BOSTON (AP) — Another Republican candidate has taken the first steps toward jumping into Massachusetts’ special U.S. Senate election.
Secretary of State William Galvin’s office confirmed Monday that a representative for Cohasset businessman Gabriel Gomez requested nomination papers.
Gomez, a former Navy SEAL and newcomer to state politics, hasn’t returned repeated phone calls seeking comment on a possible run for the Senate seat left vacant by John Kerry’s resignation to become secretary of state.
Norfolk state Rep. Daniel Winslow became the first Republican to announce his candidacy last week. A candidacy by Gomez would force a GOP primary.

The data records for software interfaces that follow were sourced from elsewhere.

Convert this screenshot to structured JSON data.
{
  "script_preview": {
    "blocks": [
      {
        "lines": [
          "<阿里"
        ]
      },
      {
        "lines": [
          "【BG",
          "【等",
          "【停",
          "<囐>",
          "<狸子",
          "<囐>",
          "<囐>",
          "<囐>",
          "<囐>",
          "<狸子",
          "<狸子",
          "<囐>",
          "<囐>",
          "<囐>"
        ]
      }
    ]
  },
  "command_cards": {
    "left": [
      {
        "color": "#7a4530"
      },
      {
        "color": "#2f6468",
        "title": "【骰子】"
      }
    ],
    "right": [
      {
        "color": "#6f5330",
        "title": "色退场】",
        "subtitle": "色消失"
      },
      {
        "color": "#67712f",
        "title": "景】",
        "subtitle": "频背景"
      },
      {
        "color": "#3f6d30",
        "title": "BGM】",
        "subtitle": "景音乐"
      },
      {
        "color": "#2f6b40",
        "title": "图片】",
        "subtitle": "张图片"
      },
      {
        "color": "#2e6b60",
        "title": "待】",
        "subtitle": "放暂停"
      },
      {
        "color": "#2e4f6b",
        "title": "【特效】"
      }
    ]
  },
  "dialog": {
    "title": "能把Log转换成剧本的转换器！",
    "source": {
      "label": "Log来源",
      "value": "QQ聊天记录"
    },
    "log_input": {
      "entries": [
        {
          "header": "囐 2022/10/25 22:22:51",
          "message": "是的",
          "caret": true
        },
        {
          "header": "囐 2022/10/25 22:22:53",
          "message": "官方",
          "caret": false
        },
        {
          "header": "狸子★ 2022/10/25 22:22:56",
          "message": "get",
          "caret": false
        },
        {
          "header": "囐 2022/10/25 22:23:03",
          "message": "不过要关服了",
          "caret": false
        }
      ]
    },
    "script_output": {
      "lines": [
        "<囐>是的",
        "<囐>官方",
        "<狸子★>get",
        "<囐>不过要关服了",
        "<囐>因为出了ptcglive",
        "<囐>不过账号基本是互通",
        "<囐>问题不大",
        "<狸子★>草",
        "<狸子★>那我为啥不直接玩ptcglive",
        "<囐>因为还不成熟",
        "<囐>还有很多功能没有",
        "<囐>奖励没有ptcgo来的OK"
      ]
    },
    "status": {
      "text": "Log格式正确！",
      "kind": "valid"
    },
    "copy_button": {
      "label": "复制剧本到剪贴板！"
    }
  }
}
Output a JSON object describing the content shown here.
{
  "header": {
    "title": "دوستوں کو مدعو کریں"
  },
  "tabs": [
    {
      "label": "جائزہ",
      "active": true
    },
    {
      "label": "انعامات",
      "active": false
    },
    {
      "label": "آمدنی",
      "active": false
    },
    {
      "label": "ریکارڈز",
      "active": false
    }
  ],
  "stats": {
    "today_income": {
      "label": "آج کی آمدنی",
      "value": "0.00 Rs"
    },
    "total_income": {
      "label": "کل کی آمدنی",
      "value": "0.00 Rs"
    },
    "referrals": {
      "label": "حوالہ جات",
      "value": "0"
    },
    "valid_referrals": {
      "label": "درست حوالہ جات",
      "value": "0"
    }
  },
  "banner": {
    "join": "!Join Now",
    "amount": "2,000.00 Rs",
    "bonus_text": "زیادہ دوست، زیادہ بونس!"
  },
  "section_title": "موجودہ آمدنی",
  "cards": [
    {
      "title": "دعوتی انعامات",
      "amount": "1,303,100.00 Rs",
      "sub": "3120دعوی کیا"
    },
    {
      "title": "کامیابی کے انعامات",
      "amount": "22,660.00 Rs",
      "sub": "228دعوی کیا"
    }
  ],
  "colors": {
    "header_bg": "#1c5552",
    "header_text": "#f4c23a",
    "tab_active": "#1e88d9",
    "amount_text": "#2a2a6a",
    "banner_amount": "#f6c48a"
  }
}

The first major hurdle facing both candidates is collecting the 10,000 voter signatures needed to get their names on the ballot. The deadline for submitting the signatures is Feb. 27.
Many high-profile Republicans, including former U.S. Sen. Scott Brown and former Gov. William Weld, have decided not to run. That has opened the field for lesser known candidates.
Other Republicans are still weighing a run, including Gloucester state Sen. Bruce Tarr and Governor’s Council member Jennie Caissie.
On the Democratic side, U.S. Reps. Edward Markey and Stephen Lynch have already announced their candidacies. Marisa DeFranco, who ran in last year’s Senate race but failed to make the primary ballot, is also considering running on the Democratic side.
Massachusetts Democrats quickly focused their criticism on Gomez, trying to tie him to failed Republican presidential candidate, former Gov. Mitt Romney.
They also faulted Gomez’s association with a group that faulted President Barack Obama for taking too much credit for the death of Osama bin Laden.
The group — Special Operations OPSEC Education Fund Inc. — produced a 22-minute video during last year’s presidential election criticizing Obama.
During an interview last year on MSNBC, Gomez credited Obama for giving the green light for the special operation to kill bin Laden but defended the video. Gomez, pointing to past presidents, said Obama should have given more credit to the troops and taken less credit for himself.
“The only time that these presidents, Lincoln and Eisenhower and other wartime presidents, ever used the word ‘I’ was when they said ‘I thank you’ to the troops,” Gomez said during the interview.
In announcing bin Laden’s death, Obama credited “the tireless and heroic work of our military and our counterterrorism professionals” for disrupting terrorist attacks and strengthening homeland defenses.
Gomez also said he donated to Obama’s primary campaign in 2008.
Massachusetts Democratic Party Chairman John Walsh criticized Gomez for “hanging out last year with a secretive group that tried, and failed, to damage the President for his handling of bringing justice to Osama bin Laden.”
“Massachusetts voters, who overwhelmingly voted last fall to support the President’s ideas and agenda, won’t be swayed by Gomez’s attempt at running the Romney Campaign 2.0,” Walsh said Monday in a written statement.
The 47-year-old Gomez has worked for the private equity firm Advent International since 2004.
According to the company’s website, Gomez’s private equity experience “covers a broad range of industries including business services, health care, distribution, financial services and industrial products.”
Before joining Advent, Gomez worked at Summit Partners for three years, according to the website. Before that, he worked as investment banking associate at Bowles Hollowell Conner & Co. in its aerospace and defense group.
His military service includes nine years in the Navy as an aircraft carrier pilot and Navy SEAL commander. He received a degree in systems engineering from the U.S. Naval Academy and an MBA from Harvard Business School.
The primary is April 30. The special election is June 25.
Associated Press writer Bob Salsberg contributed to this report.
Copyright 2013 The Associated Press.